**DATASET EXCERPTS**
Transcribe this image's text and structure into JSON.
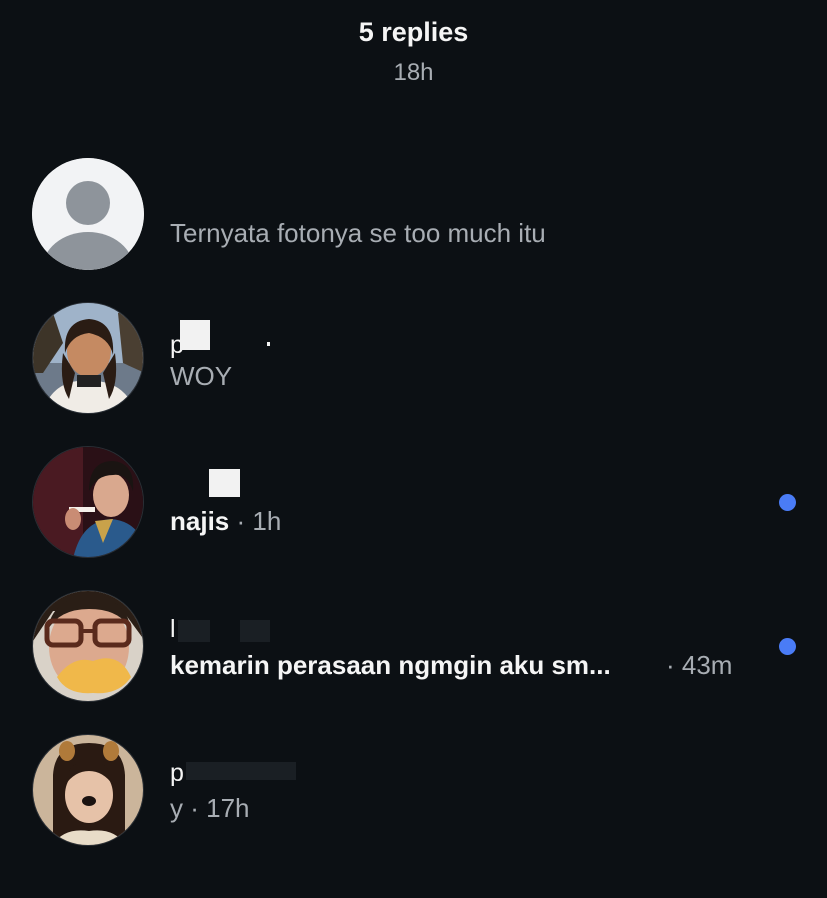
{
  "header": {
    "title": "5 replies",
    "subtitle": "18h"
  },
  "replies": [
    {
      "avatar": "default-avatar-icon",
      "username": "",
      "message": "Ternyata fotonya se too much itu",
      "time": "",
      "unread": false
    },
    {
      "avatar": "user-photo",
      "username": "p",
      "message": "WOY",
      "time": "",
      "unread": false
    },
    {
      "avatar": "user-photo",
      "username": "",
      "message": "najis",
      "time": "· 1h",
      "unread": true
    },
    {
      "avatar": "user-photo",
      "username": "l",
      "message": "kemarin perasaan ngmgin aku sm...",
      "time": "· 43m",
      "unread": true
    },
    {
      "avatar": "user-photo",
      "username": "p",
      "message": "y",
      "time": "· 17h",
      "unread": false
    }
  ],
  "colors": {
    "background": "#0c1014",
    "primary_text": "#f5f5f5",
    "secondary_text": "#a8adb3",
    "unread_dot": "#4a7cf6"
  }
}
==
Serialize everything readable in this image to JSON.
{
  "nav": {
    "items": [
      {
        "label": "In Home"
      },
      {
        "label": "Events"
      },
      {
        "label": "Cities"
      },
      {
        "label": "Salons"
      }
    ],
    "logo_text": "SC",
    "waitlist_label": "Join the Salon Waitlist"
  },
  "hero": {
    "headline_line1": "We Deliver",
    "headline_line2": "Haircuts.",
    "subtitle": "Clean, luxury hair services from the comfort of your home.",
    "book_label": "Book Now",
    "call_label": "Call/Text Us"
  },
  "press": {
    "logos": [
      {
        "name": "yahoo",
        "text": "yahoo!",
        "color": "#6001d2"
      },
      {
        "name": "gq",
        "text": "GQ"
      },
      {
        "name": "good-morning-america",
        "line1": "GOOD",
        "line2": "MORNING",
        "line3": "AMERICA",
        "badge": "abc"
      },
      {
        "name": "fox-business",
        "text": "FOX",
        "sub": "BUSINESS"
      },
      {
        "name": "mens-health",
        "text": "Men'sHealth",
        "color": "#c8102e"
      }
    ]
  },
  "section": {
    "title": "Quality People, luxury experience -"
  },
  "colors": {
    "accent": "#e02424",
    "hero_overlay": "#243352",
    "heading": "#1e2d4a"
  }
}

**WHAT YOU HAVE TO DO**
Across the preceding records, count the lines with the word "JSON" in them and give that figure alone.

**EXERCISE ANSWER**
2